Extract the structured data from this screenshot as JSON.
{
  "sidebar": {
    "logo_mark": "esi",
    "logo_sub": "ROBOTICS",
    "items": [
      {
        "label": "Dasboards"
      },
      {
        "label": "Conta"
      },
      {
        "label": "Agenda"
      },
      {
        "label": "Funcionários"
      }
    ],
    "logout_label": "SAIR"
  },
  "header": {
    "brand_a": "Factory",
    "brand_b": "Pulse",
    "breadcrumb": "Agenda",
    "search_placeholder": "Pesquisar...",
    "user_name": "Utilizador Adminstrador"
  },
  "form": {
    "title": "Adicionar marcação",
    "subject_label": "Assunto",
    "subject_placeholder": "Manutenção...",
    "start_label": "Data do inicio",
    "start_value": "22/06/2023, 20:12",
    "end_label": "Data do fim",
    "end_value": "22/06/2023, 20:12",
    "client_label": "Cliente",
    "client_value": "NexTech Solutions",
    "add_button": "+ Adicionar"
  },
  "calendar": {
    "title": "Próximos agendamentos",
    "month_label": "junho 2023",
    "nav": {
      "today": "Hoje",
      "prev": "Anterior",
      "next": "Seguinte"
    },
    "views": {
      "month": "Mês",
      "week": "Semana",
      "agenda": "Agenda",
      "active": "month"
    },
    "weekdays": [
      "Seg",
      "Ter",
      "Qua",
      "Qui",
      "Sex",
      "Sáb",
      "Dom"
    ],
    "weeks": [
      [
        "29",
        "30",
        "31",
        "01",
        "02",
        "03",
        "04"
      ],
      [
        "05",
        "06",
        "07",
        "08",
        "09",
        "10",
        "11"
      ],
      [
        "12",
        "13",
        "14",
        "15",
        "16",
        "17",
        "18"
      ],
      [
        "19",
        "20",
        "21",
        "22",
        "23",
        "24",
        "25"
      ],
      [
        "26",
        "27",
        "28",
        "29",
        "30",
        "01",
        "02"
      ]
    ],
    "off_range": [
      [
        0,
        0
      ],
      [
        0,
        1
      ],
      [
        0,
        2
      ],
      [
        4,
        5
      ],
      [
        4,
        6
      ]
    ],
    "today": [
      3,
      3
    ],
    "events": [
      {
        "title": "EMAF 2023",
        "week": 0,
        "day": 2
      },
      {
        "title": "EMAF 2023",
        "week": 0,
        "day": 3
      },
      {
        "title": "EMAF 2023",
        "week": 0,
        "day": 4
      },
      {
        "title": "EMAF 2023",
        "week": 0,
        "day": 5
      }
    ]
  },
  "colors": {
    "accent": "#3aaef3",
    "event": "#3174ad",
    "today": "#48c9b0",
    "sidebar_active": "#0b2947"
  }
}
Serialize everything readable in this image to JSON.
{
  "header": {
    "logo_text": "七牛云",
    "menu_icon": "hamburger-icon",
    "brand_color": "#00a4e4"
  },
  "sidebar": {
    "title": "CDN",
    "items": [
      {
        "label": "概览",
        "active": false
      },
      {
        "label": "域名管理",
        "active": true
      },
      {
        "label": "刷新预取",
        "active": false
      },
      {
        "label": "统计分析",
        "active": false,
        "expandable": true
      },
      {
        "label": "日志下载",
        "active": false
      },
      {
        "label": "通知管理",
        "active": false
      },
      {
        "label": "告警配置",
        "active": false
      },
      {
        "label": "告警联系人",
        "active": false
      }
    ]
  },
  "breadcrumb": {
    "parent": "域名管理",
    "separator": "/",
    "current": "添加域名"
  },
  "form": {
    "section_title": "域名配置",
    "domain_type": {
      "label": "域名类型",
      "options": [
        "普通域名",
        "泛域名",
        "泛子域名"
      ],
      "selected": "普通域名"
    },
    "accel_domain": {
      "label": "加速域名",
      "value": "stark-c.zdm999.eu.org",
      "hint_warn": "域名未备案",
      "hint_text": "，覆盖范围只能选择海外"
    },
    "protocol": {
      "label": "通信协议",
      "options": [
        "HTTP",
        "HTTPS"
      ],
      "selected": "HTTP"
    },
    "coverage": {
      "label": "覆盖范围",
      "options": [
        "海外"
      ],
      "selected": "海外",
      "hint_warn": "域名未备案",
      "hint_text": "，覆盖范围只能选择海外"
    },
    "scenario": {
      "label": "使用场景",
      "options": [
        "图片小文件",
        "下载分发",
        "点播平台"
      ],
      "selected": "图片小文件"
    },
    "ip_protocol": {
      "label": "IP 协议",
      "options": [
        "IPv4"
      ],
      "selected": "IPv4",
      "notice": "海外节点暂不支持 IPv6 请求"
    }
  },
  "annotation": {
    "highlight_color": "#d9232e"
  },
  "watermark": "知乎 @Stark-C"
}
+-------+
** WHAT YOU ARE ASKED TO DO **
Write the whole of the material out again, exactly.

** SOLUTION TO THIS PROBLEM **
Extract the structured data from this screenshot as JSON.
{
  "sidebar": {
    "logo_mark": "esi",
    "logo_sub": "ROBOTICS",
    "items": [
      {
        "label": "Dasboards"
      },
      {
        "label": "Conta"
      },
      {
        "label": "Agenda"
      },
      {
        "label": "Funcionários"
      }
    ],
    "logout_label": "SAIR"
  },
  "header": {
    "brand_a": "Factory",
    "brand_b": "Pulse",
    "breadcrumb": "Agenda",
    "search_placeholder": "Pesquisar...",
    "user_name": "Utilizador Adminstrador"
  },
  "form": {
    "title": "Adicionar marcação",
    "subject_label": "Assunto",
    "subject_placeholder": "Manutenção...",
    "start_label": "Data do inicio",
    "start_value": "22/06/2023, 20:12",
    "end_label": "Data do fim",
    "end_value": "22/06/2023, 20:12",
    "client_label": "Cliente",
    "client_value": "NexTech Solutions",
    "add_button": "+ Adicionar"
  },
  "calendar": {
    "title": "Próximos agendamentos",
    "month_label": "junho 2023",
    "nav": {
      "today": "Hoje",
      "prev": "Anterior",
      "next": "Seguinte"
    },
    "views": {
      "month": "Mês",
      "week": "Semana",
      "agenda": "Agenda",
      "active": "month"
    },
    "weekdays": [
      "Seg",
      "Ter",
      "Qua",
      "Qui",
      "Sex",
      "Sáb",
      "Dom"
    ],
    "weeks": [
      [
        "29",
        "30",
        "31",
        "01",
        "02",
        "03",
        "04"
      ],
      [
        "05",
        "06",
        "07",
        "08",
        "09",
        "10",
        "11"
      ],
      [
        "12",
        "13",
        "14",
        "15",
        "16",
        "17",
        "18"
      ],
      [
        "19",
        "20",
        "21",
        "22",
        "23",
        "24",
        "25"
      ],
      [
        "26",
        "27",
        "28",
        "29",
        "30",
        "01",
        "02"
      ]
    ],
    "off_range": [
      [
        0,
        0
      ],
      [
        0,
        1
      ],
      [
        0,
        2
      ],
      [
        4,
        5
      ],
      [
        4,
        6
      ]
    ],
    "today": [
      3,
      3
    ],
    "events": [
      {
        "title": "EMAF 2023",
        "week": 0,
        "day": 2
      },
      {
        "title": "EMAF 2023",
        "week": 0,
        "day": 3
      },
      {
        "title": "EMAF 2023",
        "week": 0,
        "day": 4
      },
      {
        "title": "EMAF 2023",
        "week": 0,
        "day": 5
      }
    ]
  },
  "colors": {
    "accent": "#3aaef3",
    "event": "#3174ad",
    "today": "#48c9b0",
    "sidebar_active": "#0b2947"
  }
}
Serialize everything readable in this image to JSON.
{
  "header": {
    "logo_text": "七牛云",
    "menu_icon": "hamburger-icon",
    "brand_color": "#00a4e4"
  },
  "sidebar": {
    "title": "CDN",
    "items": [
      {
        "label": "概览",
        "active": false
      },
      {
        "label": "域名管理",
        "active": true
      },
      {
        "label": "刷新预取",
        "active": false
      },
      {
        "label": "统计分析",
        "active": false,
        "expandable": true
      },
      {
        "label": "日志下载",
        "active": false
      },
      {
        "label": "通知管理",
        "active": false
      },
      {
        "label": "告警配置",
        "active": false
      },
      {
        "label": "告警联系人",
        "active": false
      }
    ]
  },
  "breadcrumb": {
    "parent": "域名管理",
    "separator": "/",
    "current": "添加域名"
  },
  "form": {
    "section_title": "域名配置",
    "domain_type": {
      "label": "域名类型",
      "options": [
        "普通域名",
        "泛域名",
        "泛子域名"
      ],
      "selected": "普通域名"
    },
    "accel_domain": {
      "label": "加速域名",
      "value": "stark-c.zdm999.eu.org",
      "hint_warn": "域名未备案",
      "hint_text": "，覆盖范围只能选择海外"
    },
    "protocol": {
      "label": "通信协议",
      "options": [
        "HTTP",
        "HTTPS"
      ],
      "selected": "HTTP"
    },
    "coverage": {
      "label": "覆盖范围",
      "options": [
        "海外"
      ],
      "selected": "海外",
      "hint_warn": "域名未备案",
      "hint_text": "，覆盖范围只能选择海外"
    },
    "scenario": {
      "label": "使用场景",
      "options": [
        "图片小文件",
        "下载分发",
        "点播平台"
      ],
      "selected": "图片小文件"
    },
    "ip_protocol": {
      "label": "IP 协议",
      "options": [
        "IPv4"
      ],
      "selected": "IPv4",
      "notice": "海外节点暂不支持 IPv6 请求"
    }
  },
  "annotation": {
    "highlight_color": "#d9232e"
  },
  "watermark": "知乎 @Stark-C"
}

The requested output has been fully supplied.